Jim Shooter, former Marvel editor (and apparently an arch-villain to many in the comic-book field... I dunno--never heard about the controversy before; I was always more of a newspaper strip guy than a comic-book insider) has an amazing blog in which he gives his opinions on various things related to comics, but, more interestingly, gives the inside scoop on the daily drama and goings-on at Marvel in the ’70s and ’80s. (There is a Mad Men-type show in there somewhere, I'm telling you.)

But he just posted an entry called "The $10 million Comic Book" that includes, in my opinion, one of the best encapsulations of the history of American Comic Books. So here, in five paragraphs, is why American Comic Books are where they are today:

The American comic book industry started out as a way to reprint syndicated strips and milk extra cash out of existing material. That worked, but comic book publishers quickly used up all the strips available. To keep the ball rolling, publishers commissioned new material, but they didn't want to pay more than they did for reprint rights, so new material was made for low pay under confiscatory rights conditions. No artist or writer wanted to be a comic book creator -- everyone wanted a syndicated strip, where the big money was. Therefore, comic books wound up with second-rate creators who couldn't make it in the big leagues, hacks, the rare significant talent who passed through on his or her way to greater things (Jules Feiffer comes to mind) and the occasional solid craftsman or even genius who arrived in the comic book biz for whatever reason and stuck with it.

Back in the early, big circulation days, publishers got lucky a few times with great properties created despite the lousy compensation and working conditions, creations that struck a chord -- Superman, Batman, Captain Marvel and others.
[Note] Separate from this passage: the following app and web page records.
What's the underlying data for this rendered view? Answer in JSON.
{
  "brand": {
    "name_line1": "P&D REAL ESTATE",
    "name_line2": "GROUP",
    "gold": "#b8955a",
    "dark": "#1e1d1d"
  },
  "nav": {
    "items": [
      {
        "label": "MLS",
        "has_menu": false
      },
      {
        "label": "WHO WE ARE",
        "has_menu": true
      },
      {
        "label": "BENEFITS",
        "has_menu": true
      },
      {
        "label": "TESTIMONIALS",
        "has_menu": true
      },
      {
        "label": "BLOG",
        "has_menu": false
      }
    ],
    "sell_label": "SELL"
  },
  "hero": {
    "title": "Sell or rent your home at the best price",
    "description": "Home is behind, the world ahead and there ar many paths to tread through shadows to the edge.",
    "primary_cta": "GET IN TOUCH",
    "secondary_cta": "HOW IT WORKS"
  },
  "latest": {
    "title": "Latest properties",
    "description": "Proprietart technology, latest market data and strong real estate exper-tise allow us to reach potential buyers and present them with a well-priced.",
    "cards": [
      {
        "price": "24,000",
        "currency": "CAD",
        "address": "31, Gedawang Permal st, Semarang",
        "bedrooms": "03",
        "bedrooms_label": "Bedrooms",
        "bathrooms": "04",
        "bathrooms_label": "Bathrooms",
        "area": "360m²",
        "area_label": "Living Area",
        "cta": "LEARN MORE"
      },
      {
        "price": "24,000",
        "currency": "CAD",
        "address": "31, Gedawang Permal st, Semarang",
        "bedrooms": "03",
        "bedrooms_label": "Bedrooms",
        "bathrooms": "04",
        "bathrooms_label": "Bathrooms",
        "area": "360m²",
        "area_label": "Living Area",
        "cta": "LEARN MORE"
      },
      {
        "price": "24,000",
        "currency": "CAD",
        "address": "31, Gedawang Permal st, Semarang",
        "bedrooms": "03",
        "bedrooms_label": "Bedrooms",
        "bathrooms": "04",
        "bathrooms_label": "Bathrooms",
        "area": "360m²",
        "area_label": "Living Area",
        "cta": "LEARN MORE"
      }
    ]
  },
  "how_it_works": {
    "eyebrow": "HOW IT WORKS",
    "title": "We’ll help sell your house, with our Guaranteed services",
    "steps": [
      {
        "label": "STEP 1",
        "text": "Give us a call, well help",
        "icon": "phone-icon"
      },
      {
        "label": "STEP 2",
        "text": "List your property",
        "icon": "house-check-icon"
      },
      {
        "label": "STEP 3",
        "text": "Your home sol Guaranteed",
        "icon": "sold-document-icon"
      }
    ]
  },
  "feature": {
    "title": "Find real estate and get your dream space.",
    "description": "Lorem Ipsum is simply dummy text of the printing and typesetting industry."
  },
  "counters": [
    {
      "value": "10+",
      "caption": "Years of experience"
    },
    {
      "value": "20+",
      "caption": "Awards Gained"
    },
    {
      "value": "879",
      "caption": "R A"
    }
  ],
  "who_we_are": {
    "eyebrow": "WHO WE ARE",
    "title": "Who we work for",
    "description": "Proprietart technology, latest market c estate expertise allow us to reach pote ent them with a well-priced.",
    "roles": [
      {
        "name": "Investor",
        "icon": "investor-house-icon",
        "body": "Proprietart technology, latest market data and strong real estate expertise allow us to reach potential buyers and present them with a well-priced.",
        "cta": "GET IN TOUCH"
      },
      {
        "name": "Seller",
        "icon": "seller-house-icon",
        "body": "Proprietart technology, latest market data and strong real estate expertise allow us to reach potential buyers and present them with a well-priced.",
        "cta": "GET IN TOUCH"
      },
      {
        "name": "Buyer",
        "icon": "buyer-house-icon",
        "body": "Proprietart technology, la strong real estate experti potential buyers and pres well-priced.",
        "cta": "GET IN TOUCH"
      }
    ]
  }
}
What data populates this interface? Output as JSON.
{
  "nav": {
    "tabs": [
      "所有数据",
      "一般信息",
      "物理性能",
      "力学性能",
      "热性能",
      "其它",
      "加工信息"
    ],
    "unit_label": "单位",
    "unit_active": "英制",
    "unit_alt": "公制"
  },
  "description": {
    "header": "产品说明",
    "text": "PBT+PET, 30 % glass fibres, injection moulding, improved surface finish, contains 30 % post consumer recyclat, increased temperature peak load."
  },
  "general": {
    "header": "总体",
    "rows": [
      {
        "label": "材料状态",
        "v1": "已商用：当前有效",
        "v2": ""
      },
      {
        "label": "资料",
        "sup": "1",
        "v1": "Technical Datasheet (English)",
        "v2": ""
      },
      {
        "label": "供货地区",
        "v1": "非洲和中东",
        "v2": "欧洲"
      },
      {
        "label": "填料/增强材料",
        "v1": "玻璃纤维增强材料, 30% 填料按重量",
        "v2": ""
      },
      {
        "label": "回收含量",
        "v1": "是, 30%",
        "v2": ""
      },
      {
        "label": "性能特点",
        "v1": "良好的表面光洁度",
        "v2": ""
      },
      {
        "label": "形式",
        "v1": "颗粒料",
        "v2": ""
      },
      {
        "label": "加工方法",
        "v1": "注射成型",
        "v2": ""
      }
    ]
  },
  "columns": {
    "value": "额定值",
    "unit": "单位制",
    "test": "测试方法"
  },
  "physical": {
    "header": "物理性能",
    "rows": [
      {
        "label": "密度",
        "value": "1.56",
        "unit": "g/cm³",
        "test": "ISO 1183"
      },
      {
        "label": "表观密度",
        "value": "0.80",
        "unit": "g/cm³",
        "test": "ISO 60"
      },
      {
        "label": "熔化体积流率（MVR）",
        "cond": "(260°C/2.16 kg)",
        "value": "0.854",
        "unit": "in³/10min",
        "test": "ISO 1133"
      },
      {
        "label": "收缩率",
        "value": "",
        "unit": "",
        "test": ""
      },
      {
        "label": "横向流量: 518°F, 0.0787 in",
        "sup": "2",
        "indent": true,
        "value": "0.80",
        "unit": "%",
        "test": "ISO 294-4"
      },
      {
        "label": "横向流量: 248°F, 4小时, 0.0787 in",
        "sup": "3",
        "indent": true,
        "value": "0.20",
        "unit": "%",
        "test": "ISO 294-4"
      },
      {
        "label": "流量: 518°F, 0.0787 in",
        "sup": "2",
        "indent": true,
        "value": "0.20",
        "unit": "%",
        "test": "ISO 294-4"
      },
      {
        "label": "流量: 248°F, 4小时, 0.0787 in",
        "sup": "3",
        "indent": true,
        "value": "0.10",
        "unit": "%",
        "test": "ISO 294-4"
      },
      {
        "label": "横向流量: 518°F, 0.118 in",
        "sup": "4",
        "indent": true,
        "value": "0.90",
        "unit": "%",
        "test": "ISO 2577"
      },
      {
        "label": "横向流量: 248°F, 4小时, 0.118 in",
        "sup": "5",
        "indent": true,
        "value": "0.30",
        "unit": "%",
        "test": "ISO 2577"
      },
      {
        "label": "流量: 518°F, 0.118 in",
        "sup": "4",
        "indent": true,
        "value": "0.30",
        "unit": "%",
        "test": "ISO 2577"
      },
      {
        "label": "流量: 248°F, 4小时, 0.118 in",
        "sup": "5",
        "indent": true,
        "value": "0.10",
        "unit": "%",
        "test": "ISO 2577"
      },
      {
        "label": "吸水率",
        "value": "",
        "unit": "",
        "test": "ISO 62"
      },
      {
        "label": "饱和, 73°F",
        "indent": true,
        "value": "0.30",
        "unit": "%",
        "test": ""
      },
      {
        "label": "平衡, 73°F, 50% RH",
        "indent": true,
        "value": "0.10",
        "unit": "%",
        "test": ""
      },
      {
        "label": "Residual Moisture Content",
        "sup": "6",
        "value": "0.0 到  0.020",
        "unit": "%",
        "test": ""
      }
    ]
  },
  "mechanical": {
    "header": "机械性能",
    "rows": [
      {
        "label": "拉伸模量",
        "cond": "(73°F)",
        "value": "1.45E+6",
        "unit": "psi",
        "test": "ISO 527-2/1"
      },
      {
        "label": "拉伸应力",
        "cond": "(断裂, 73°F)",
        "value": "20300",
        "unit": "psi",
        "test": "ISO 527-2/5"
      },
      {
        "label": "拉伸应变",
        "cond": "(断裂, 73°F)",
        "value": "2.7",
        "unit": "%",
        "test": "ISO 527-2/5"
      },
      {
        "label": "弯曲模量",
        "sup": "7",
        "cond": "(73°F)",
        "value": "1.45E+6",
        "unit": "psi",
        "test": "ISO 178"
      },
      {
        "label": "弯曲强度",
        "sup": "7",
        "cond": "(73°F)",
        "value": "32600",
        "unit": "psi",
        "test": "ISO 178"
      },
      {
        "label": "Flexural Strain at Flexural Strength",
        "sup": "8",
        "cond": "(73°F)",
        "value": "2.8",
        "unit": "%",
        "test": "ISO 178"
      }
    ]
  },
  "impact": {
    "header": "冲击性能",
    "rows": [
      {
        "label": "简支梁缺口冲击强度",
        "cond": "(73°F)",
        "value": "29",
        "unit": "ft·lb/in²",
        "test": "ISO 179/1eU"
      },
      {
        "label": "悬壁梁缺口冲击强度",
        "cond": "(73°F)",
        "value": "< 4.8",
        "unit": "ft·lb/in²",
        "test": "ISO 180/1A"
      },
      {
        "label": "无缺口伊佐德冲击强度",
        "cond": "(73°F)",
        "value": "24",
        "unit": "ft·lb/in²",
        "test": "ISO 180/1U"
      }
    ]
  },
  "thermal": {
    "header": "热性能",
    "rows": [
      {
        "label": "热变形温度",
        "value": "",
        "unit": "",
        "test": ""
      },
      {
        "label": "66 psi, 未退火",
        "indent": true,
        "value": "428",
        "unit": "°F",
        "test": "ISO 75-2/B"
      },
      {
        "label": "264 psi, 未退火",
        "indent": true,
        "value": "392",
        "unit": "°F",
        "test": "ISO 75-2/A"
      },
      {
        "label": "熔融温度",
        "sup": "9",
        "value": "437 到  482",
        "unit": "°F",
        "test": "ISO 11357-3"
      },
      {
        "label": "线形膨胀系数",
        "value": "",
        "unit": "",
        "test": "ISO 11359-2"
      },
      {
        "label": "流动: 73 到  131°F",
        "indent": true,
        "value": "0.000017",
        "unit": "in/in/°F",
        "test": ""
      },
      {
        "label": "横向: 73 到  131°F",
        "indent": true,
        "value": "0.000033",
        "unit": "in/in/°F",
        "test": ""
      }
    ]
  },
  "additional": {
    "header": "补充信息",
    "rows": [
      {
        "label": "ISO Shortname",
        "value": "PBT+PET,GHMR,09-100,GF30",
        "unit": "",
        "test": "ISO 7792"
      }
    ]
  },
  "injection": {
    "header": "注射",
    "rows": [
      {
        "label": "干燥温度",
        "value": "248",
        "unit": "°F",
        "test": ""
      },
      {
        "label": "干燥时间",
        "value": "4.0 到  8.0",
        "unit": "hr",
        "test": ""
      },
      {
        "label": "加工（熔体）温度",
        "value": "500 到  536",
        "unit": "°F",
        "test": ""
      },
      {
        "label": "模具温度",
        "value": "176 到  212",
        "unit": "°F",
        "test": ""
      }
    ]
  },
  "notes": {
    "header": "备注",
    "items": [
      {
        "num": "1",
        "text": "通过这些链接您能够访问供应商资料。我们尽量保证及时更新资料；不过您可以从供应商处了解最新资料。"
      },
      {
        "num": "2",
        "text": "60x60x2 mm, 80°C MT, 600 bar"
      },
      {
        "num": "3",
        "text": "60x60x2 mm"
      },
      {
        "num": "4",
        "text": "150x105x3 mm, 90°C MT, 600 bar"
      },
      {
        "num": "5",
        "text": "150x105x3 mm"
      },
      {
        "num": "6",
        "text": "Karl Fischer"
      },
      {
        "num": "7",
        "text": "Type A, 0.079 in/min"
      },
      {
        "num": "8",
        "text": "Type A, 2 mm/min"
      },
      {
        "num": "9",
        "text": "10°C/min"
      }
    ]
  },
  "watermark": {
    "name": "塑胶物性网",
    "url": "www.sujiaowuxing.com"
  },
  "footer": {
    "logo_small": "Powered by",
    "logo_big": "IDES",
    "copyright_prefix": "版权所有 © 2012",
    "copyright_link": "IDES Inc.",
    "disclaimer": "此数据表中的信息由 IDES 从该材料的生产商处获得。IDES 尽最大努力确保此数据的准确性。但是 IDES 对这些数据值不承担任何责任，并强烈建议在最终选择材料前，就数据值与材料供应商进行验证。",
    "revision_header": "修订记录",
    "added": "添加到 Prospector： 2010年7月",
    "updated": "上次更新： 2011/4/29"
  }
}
Mostly super heroes. Comic books had a great advantage with super heroes back when film special effects were limited, and low-res, limited budget TV was best suited to talking heads.

Later, a few more successes came along, also created under adverse conditions for the talent. Spider-Man, the Hulk, know.

The comic book industry, by and large, from its beginnings has had a schlock mentality, a quick buck mentality. Most publishers thought comic books were a fad that would run its course (Martin Goodman comes to mind). Many were surprised to find themselves still in business years later.

The quickest, easiest way to make a buck in this business since the early days has pretty much always been to stick with the heaviest hitters of the past. But decades of schlock thinking at the top, decades of unguided, misguided or just plain bad creative work has desecrated and distorted some of those characters almost to the point that they are unrecognizable (the current Wonder Woman comes to mind. And did someone say the new Superboy is a robot? What?). Their equity has eroded.
It's amazing how the initial conditions affected things for decades to come, and explains some weird quirks of the industry—such as the insanely low pay and completely strange ownership/royalty setup (i.e., unlike traditional publishing, most comics creators don't get royalties if their works get reprinted; they get "bonuses" that are not in any way equal to traditional publishing royalties), which developed because the comic book publishers were used to getting content basically for free; also, the weird thing Stan Lee apparently had about caring far more about having a syndicated newspaper feature than creating all those comic books (because comic books were the shlock ghetto for creators, and people who "made it" were in the newspapers).
As I believe I’ve said earlier in this blog, Stan had a special reverence for syndicated strips. And “real” magazines. Not that he didn’t love the comic books, it’s just that when he was a kid, the strips were huge and prestigious while the comic book business was where one scratched out a living until his or her strip got picked up by a syndicate. Anyone who aspired to becoming a syndicated strip creator changed his or her name for work in lowly comic books, hence, Stanley Leiber became Stan Lee. Same logic applied if one hoped to publish a “real” magazine or write the Great American Novel. Never mind that comic books had made Stan a cultural icon, and he had brought comics to unprecedented status in the New Cultural Order. He never lost his veneration of syndicated strips.